• **Records supplied**:
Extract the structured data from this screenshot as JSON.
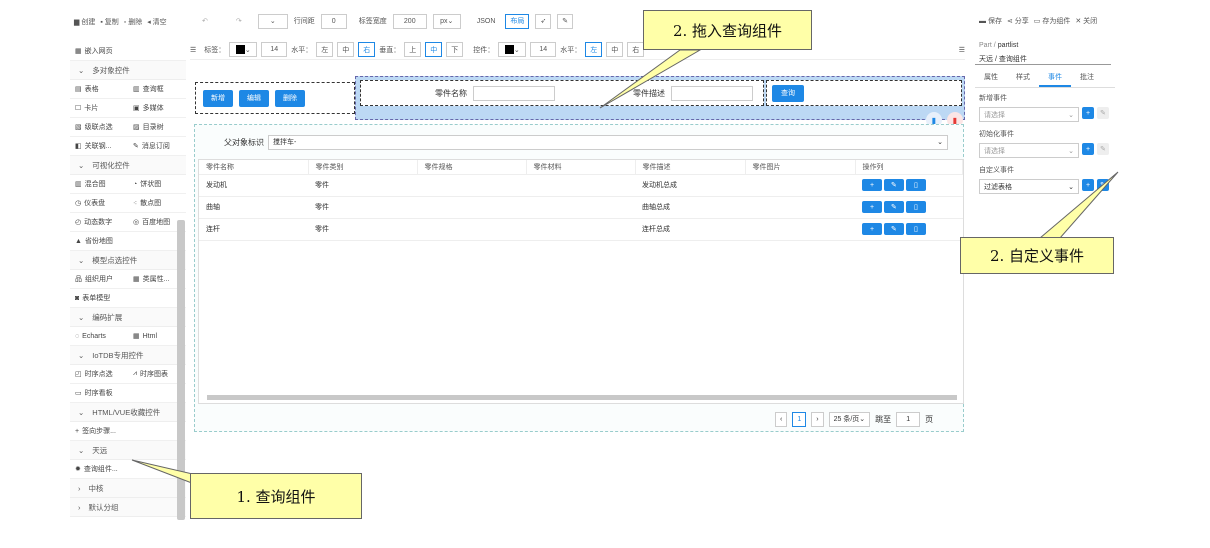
{
  "toolbar": {
    "create": "创建",
    "copy": "复制",
    "delete": "删除",
    "clear": "清空",
    "row_gap_label": "行间距",
    "row_gap_value": "0",
    "label_width_label": "标签宽度",
    "label_width_value": "200",
    "unit": "px",
    "json": "JSON",
    "layout": "布局"
  },
  "toolbar2": {
    "label": "标签：",
    "font_size": "14",
    "halign_label": "水平：",
    "left": "左",
    "center": "中",
    "right": "右",
    "valign_label": "垂直：",
    "top": "上",
    "middle": "中",
    "bottom": "下",
    "control_label": "控件：",
    "font_size2": "14",
    "halign2_label": "水平：",
    "left2": "左",
    "center2": "中",
    "right2": "右"
  },
  "left_panel": {
    "embed": "嵌入网页",
    "group_multi": "多对象控件",
    "multi_items": [
      "表格",
      "查询框",
      "卡片",
      "多媒体",
      "级联点选",
      "目录树",
      "关联钢...",
      "消息订阅"
    ],
    "group_vis": "可视化控件",
    "vis_items": [
      "混合图",
      "饼状图",
      "仪表盘",
      "散点图",
      "动态数字",
      "百度地图",
      "省份地图"
    ],
    "group_model": "模型点选控件",
    "model_items": [
      "组织用户",
      "类属性...",
      "表单模型"
    ],
    "group_ext": "编码扩展",
    "ext_items": [
      "Echarts",
      "Html"
    ],
    "group_iotdb": "IoTDB专用控件",
    "iotdb_items": [
      "时序点选",
      "时序图表",
      "时序看板"
    ],
    "group_html": "HTML/VUE收藏控件",
    "html_items": [
      "签向步骤..."
    ],
    "group_tianyuan": "天远",
    "tianyuan_items": [
      "查询组件..."
    ],
    "group_zhonghe": "中核",
    "group_default": "默认分组"
  },
  "canvas": {
    "add": "新增",
    "edit": "编辑",
    "del": "删除",
    "part_name": "零件名称",
    "part_desc": "零件描述",
    "query": "查询",
    "parent_label": "父对象标识",
    "parent_value": "搅拌车-",
    "columns": [
      "零件名称",
      "零件类别",
      "零件规格",
      "零件材料",
      "零件描述",
      "零件图片",
      "操作列"
    ],
    "rows": [
      [
        "发动机",
        "零件",
        "",
        "",
        "发动机总成",
        ""
      ],
      [
        "曲轴",
        "零件",
        "",
        "",
        "曲轴总成",
        ""
      ],
      [
        "连杆",
        "零件",
        "",
        "",
        "连杆总成",
        ""
      ]
    ],
    "page_current": "1",
    "page_size": "25 条/页",
    "goto_label": "跳至",
    "goto_value": "1",
    "page_suffix": "页"
  },
  "right_panel": {
    "save": "保存",
    "share": "分享",
    "save_as": "存为组件",
    "close": "关闭",
    "crumb1": "Part",
    "crumb2": "partlist",
    "component": "天远 / 查询组件",
    "tabs": [
      "属性",
      "样式",
      "事件",
      "批注"
    ],
    "active_tab": "事件",
    "new_event": "新增事件",
    "init_event": "初始化事件",
    "custom_event": "自定义事件",
    "placeholder": "请选择",
    "custom_value": "过滤表格"
  },
  "callouts": {
    "c1": "1. 查询组件",
    "c2": "2. 拖入查询组件",
    "c3": "2. 自定义事件"
  }
}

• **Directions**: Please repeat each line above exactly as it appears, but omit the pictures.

• **Answer for the task**:
Extract the structured data from this screenshot as JSON.
{
  "toolbar": {
    "create": "创建",
    "copy": "复制",
    "delete": "删除",
    "clear": "清空",
    "row_gap_label": "行间距",
    "row_gap_value": "0",
    "label_width_label": "标签宽度",
    "label_width_value": "200",
    "unit": "px",
    "json": "JSON",
    "layout": "布局"
  },
  "toolbar2": {
    "label": "标签：",
    "font_size": "14",
    "halign_label": "水平：",
    "left": "左",
    "center": "中",
    "right": "右",
    "valign_label": "垂直：",
    "top": "上",
    "middle": "中",
    "bottom": "下",
    "control_label": "控件：",
    "font_size2": "14",
    "halign2_label": "水平：",
    "left2": "左",
    "center2": "中",
    "right2": "右"
  },
  "left_panel": {
    "embed": "嵌入网页",
    "group_multi": "多对象控件",
    "multi_items": [
      "表格",
      "查询框",
      "卡片",
      "多媒体",
      "级联点选",
      "目录树",
      "关联钢...",
      "消息订阅"
    ],
    "group_vis": "可视化控件",
    "vis_items": [
      "混合图",
      "饼状图",
      "仪表盘",
      "散点图",
      "动态数字",
      "百度地图",
      "省份地图"
    ],
    "group_model": "模型点选控件",
    "model_items": [
      "组织用户",
      "类属性...",
      "表单模型"
    ],
    "group_ext": "编码扩展",
    "ext_items": [
      "Echarts",
      "Html"
    ],
    "group_iotdb": "IoTDB专用控件",
    "iotdb_items": [
      "时序点选",
      "时序图表",
      "时序看板"
    ],
    "group_html": "HTML/VUE收藏控件",
    "html_items": [
      "签向步骤..."
    ],
    "group_tianyuan": "天远",
    "tianyuan_items": [
      "查询组件..."
    ],
    "group_zhonghe": "中核",
    "group_default": "默认分组"
  },
  "canvas": {
    "add": "新增",
    "edit": "编辑",
    "del": "删除",
    "part_name": "零件名称",
    "part_desc": "零件描述",
    "query": "查询",
    "parent_label": "父对象标识",
    "parent_value": "搅拌车-",
    "columns": [
      "零件名称",
      "零件类别",
      "零件规格",
      "零件材料",
      "零件描述",
      "零件图片",
      "操作列"
    ],
    "rows": [
      [
        "发动机",
        "零件",
        "",
        "",
        "发动机总成",
        ""
      ],
      [
        "曲轴",
        "零件",
        "",
        "",
        "曲轴总成",
        ""
      ],
      [
        "连杆",
        "零件",
        "",
        "",
        "连杆总成",
        ""
      ]
    ],
    "page_current": "1",
    "page_size": "25 条/页",
    "goto_label": "跳至",
    "goto_value": "1",
    "page_suffix": "页"
  },
  "right_panel": {
    "save": "保存",
    "share": "分享",
    "save_as": "存为组件",
    "close": "关闭",
    "crumb1": "Part",
    "crumb2": "partlist",
    "component": "天远 / 查询组件",
    "tabs": [
      "属性",
      "样式",
      "事件",
      "批注"
    ],
    "active_tab": "事件",
    "new_event": "新增事件",
    "init_event": "初始化事件",
    "custom_event": "自定义事件",
    "placeholder": "请选择",
    "custom_value": "过滤表格"
  },
  "callouts": {
    "c1": "1. 查询组件",
    "c2": "2. 拖入查询组件",
    "c3": "2. 自定义事件"
  }
}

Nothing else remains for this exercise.